Website and app data records
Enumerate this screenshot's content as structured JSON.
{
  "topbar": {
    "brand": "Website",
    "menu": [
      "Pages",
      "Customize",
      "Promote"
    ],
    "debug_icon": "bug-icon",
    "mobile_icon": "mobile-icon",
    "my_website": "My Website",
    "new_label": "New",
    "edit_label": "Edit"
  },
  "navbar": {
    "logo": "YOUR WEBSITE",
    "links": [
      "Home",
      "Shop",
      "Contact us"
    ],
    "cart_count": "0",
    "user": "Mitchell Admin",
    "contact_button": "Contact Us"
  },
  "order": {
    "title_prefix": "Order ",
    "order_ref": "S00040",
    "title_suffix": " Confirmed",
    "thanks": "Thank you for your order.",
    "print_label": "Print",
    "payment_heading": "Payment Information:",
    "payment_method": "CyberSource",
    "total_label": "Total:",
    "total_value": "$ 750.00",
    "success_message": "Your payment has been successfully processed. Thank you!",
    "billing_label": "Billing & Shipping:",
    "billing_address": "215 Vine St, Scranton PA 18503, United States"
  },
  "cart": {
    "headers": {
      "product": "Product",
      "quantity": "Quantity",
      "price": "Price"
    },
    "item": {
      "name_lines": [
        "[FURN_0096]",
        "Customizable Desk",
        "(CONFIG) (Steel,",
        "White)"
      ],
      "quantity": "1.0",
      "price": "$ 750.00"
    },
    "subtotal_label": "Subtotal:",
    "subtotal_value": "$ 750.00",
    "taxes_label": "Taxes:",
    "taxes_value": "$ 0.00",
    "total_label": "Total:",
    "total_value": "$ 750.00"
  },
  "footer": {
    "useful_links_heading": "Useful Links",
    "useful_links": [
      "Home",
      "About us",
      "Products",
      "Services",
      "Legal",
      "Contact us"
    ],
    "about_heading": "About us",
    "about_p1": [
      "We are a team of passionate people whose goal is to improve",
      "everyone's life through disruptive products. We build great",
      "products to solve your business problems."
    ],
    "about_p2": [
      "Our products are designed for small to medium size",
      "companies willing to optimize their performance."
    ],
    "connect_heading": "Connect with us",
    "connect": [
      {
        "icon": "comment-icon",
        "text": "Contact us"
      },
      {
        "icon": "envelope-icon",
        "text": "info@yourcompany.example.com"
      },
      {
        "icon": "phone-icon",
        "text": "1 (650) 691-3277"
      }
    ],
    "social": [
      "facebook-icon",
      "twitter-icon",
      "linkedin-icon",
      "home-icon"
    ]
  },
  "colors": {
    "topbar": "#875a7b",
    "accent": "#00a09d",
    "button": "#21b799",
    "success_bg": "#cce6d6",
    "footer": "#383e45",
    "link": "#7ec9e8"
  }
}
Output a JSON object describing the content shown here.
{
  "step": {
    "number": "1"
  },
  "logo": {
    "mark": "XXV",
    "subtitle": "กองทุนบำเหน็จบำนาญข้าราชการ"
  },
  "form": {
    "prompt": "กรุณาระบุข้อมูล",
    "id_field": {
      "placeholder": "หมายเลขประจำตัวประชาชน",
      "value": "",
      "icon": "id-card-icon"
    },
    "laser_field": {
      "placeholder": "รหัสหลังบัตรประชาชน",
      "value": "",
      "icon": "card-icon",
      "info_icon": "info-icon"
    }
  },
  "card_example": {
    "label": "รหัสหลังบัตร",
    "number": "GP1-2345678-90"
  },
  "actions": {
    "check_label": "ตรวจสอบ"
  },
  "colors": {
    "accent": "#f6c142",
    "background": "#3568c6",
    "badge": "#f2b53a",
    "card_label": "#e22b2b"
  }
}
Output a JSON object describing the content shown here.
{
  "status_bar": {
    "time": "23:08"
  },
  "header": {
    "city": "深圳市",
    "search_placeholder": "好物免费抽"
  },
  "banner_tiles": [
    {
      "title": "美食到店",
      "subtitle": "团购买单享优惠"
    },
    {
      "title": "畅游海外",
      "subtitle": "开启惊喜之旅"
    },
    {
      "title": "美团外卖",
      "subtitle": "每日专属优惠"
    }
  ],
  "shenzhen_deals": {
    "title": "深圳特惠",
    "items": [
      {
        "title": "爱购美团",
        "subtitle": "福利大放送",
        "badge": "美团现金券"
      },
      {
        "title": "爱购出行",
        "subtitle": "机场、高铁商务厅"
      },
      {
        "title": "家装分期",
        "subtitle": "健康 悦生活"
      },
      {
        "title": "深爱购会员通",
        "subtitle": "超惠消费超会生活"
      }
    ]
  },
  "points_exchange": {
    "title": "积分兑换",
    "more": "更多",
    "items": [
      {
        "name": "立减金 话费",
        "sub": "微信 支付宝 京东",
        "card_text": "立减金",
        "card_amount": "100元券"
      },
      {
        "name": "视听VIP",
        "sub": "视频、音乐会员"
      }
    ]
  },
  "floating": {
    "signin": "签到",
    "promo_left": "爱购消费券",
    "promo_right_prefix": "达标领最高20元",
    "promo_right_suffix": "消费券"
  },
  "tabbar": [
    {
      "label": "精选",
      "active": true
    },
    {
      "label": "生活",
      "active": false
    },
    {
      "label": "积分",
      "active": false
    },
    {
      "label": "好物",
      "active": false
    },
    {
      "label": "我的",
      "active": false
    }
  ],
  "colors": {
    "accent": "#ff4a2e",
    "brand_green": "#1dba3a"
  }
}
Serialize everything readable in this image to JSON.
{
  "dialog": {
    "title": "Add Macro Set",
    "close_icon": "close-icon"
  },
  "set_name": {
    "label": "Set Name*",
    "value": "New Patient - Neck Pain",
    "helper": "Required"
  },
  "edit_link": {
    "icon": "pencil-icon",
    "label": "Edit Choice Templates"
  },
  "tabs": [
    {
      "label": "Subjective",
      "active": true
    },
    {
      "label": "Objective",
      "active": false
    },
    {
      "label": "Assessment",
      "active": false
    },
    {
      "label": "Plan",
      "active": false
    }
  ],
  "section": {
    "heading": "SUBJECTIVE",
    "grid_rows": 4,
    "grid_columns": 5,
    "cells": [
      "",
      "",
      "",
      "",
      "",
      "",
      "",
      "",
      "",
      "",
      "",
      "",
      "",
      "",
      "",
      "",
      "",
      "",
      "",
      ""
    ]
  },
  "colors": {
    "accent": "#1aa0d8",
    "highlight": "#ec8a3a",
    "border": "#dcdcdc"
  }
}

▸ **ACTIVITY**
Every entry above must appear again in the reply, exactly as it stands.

▸ **FINISHED EXERCISE**
Enumerate this screenshot's content as structured JSON.
{
  "topbar": {
    "brand": "Website",
    "menu": [
      "Pages",
      "Customize",
      "Promote"
    ],
    "debug_icon": "bug-icon",
    "mobile_icon": "mobile-icon",
    "my_website": "My Website",
    "new_label": "New",
    "edit_label": "Edit"
  },
  "navbar": {
    "logo": "YOUR WEBSITE",
    "links": [
      "Home",
      "Shop",
      "Contact us"
    ],
    "cart_count": "0",
    "user": "Mitchell Admin",
    "contact_button": "Contact Us"
  },
  "order": {
    "title_prefix": "Order ",
    "order_ref": "S00040",
    "title_suffix": " Confirmed",
    "thanks": "Thank you for your order.",
    "print_label": "Print",
    "payment_heading": "Payment Information:",
    "payment_method": "CyberSource",
    "total_label": "Total:",
    "total_value": "$ 750.00",
    "success_message": "Your payment has been successfully processed. Thank you!",
    "billing_label": "Billing & Shipping:",
    "billing_address": "215 Vine St, Scranton PA 18503, United States"
  },
  "cart": {
    "headers": {
      "product": "Product",
      "quantity": "Quantity",
      "price": "Price"
    },
    "item": {
      "name_lines": [
        "[FURN_0096]",
        "Customizable Desk",
        "(CONFIG) (Steel,",
        "White)"
      ],
      "quantity": "1.0",
      "price": "$ 750.00"
    },
    "subtotal_label": "Subtotal:",
    "subtotal_value": "$ 750.00",
    "taxes_label": "Taxes:",
    "taxes_value": "$ 0.00",
    "total_label": "Total:",
    "total_value": "$ 750.00"
  },
  "footer": {
    "useful_links_heading": "Useful Links",
    "useful_links": [
      "Home",
      "About us",
      "Products",
      "Services",
      "Legal",
      "Contact us"
    ],
    "about_heading": "About us",
    "about_p1": [
      "We are a team of passionate people whose goal is to improve",
      "everyone's life through disruptive products. We build great",
      "products to solve your business problems."
    ],
    "about_p2": [
      "Our products are designed for small to medium size",
      "companies willing to optimize their performance."
    ],
    "connect_heading": "Connect with us",
    "connect": [
      {
        "icon": "comment-icon",
        "text": "Contact us"
      },
      {
        "icon": "envelope-icon",
        "text": "info@yourcompany.example.com"
      },
      {
        "icon": "phone-icon",
        "text": "1 (650) 691-3277"
      }
    ],
    "social": [
      "facebook-icon",
      "twitter-icon",
      "linkedin-icon",
      "home-icon"
    ]
  },
  "colors": {
    "topbar": "#875a7b",
    "accent": "#00a09d",
    "button": "#21b799",
    "success_bg": "#cce6d6",
    "footer": "#383e45",
    "link": "#7ec9e8"
  }
}
Output a JSON object describing the content shown here.
{
  "step": {
    "number": "1"
  },
  "logo": {
    "mark": "XXV",
    "subtitle": "กองทุนบำเหน็จบำนาญข้าราชการ"
  },
  "form": {
    "prompt": "กรุณาระบุข้อมูล",
    "id_field": {
      "placeholder": "หมายเลขประจำตัวประชาชน",
      "value": "",
      "icon": "id-card-icon"
    },
    "laser_field": {
      "placeholder": "รหัสหลังบัตรประชาชน",
      "value": "",
      "icon": "card-icon",
      "info_icon": "info-icon"
    }
  },
  "card_example": {
    "label": "รหัสหลังบัตร",
    "number": "GP1-2345678-90"
  },
  "actions": {
    "check_label": "ตรวจสอบ"
  },
  "colors": {
    "accent": "#f6c142",
    "background": "#3568c6",
    "badge": "#f2b53a",
    "card_label": "#e22b2b"
  }
}
Output a JSON object describing the content shown here.
{
  "status_bar": {
    "time": "23:08"
  },
  "header": {
    "city": "深圳市",
    "search_placeholder": "好物免费抽"
  },
  "banner_tiles": [
    {
      "title": "美食到店",
      "subtitle": "团购买单享优惠"
    },
    {
      "title": "畅游海外",
      "subtitle": "开启惊喜之旅"
    },
    {
      "title": "美团外卖",
      "subtitle": "每日专属优惠"
    }
  ],
  "shenzhen_deals": {
    "title": "深圳特惠",
    "items": [
      {
        "title": "爱购美团",
        "subtitle": "福利大放送",
        "badge": "美团现金券"
      },
      {
        "title": "爱购出行",
        "subtitle": "机场、高铁商务厅"
      },
      {
        "title": "家装分期",
        "subtitle": "健康 悦生活"
      },
      {
        "title": "深爱购会员通",
        "subtitle": "超惠消费超会生活"
      }
    ]
  },
  "points_exchange": {
    "title": "积分兑换",
    "more": "更多",
    "items": [
      {
        "name": "立减金 话费",
        "sub": "微信 支付宝 京东",
        "card_text": "立减金",
        "card_amount": "100元券"
      },
      {
        "name": "视听VIP",
        "sub": "视频、音乐会员"
      }
    ]
  },
  "floating": {
    "signin": "签到",
    "promo_left": "爱购消费券",
    "promo_right_prefix": "达标领最高20元",
    "promo_right_suffix": "消费券"
  },
  "tabbar": [
    {
      "label": "精选",
      "active": true
    },
    {
      "label": "生活",
      "active": false
    },
    {
      "label": "积分",
      "active": false
    },
    {
      "label": "好物",
      "active": false
    },
    {
      "label": "我的",
      "active": false
    }
  ],
  "colors": {
    "accent": "#ff4a2e",
    "brand_green": "#1dba3a"
  }
}
Serialize everything readable in this image to JSON.
{
  "dialog": {
    "title": "Add Macro Set",
    "close_icon": "close-icon"
  },
  "set_name": {
    "label": "Set Name*",
    "value": "New Patient - Neck Pain",
    "helper": "Required"
  },
  "edit_link": {
    "icon": "pencil-icon",
    "label": "Edit Choice Templates"
  },
  "tabs": [
    {
      "label": "Subjective",
      "active": true
    },
    {
      "label": "Objective",
      "active": false
    },
    {
      "label": "Assessment",
      "active": false
    },
    {
      "label": "Plan",
      "active": false
    }
  ],
  "section": {
    "heading": "SUBJECTIVE",
    "grid_rows": 4,
    "grid_columns": 5,
    "cells": [
      "",
      "",
      "",
      "",
      "",
      "",
      "",
      "",
      "",
      "",
      "",
      "",
      "",
      "",
      "",
      "",
      "",
      "",
      "",
      ""
    ]
  },
  "colors": {
    "accent": "#1aa0d8",
    "highlight": "#ec8a3a",
    "border": "#dcdcdc"
  }
}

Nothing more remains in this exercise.